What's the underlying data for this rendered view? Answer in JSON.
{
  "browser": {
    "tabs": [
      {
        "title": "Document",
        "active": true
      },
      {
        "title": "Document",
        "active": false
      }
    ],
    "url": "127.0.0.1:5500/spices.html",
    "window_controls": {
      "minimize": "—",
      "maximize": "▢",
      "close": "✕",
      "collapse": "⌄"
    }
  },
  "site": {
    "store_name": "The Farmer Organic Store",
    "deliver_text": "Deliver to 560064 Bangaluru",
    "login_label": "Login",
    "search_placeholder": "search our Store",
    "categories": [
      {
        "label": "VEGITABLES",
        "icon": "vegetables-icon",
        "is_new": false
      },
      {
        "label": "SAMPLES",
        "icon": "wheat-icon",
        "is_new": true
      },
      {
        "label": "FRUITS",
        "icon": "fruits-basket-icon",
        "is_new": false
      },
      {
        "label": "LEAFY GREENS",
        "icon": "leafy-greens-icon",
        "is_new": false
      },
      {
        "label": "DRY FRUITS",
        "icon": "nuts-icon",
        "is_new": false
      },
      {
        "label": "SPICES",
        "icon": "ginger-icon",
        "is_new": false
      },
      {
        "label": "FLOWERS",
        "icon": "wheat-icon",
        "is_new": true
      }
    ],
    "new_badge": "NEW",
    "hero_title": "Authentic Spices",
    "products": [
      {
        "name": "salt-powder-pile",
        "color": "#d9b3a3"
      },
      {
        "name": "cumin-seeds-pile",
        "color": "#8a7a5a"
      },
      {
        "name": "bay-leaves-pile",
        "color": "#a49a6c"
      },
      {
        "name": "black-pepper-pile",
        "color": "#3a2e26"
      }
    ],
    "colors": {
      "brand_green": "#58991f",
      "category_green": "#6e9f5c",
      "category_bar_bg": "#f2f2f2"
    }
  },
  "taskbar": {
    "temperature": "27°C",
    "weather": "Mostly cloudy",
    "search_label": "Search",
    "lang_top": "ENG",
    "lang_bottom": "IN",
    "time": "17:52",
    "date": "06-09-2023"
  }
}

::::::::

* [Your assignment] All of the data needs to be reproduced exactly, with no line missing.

* [Response to this exercise]
What's the underlying data for this rendered view? Answer in JSON.
{
  "browser": {
    "tabs": [
      {
        "title": "Document",
        "active": true
      },
      {
        "title": "Document",
        "active": false
      }
    ],
    "url": "127.0.0.1:5500/spices.html",
    "window_controls": {
      "minimize": "—",
      "maximize": "▢",
      "close": "✕",
      "collapse": "⌄"
    }
  },
  "site": {
    "store_name": "The Farmer Organic Store",
    "deliver_text": "Deliver to 560064 Bangaluru",
    "login_label": "Login",
    "search_placeholder": "search our Store",
    "categories": [
      {
        "label": "VEGITABLES",
        "icon": "vegetables-icon",
        "is_new": false
      },
      {
        "label": "SAMPLES",
        "icon": "wheat-icon",
        "is_new": true
      },
      {
        "label": "FRUITS",
        "icon": "fruits-basket-icon",
        "is_new": false
      },
      {
        "label": "LEAFY GREENS",
        "icon": "leafy-greens-icon",
        "is_new": false
      },
      {
        "label": "DRY FRUITS",
        "icon": "nuts-icon",
        "is_new": false
      },
      {
        "label": "SPICES",
        "icon": "ginger-icon",
        "is_new": false
      },
      {
        "label": "FLOWERS",
        "icon": "wheat-icon",
        "is_new": true
      }
    ],
    "new_badge": "NEW",
    "hero_title": "Authentic Spices",
    "products": [
      {
        "name": "salt-powder-pile",
        "color": "#d9b3a3"
      },
      {
        "name": "cumin-seeds-pile",
        "color": "#8a7a5a"
      },
      {
        "name": "bay-leaves-pile",
        "color": "#a49a6c"
      },
      {
        "name": "black-pepper-pile",
        "color": "#3a2e26"
      }
    ],
    "colors": {
      "brand_green": "#58991f",
      "category_green": "#6e9f5c",
      "category_bar_bg": "#f2f2f2"
    }
  },
  "taskbar": {
    "temperature": "27°C",
    "weather": "Mostly cloudy",
    "search_label": "Search",
    "lang_top": "ENG",
    "lang_bottom": "IN",
    "time": "17:52",
    "date": "06-09-2023"
  }
}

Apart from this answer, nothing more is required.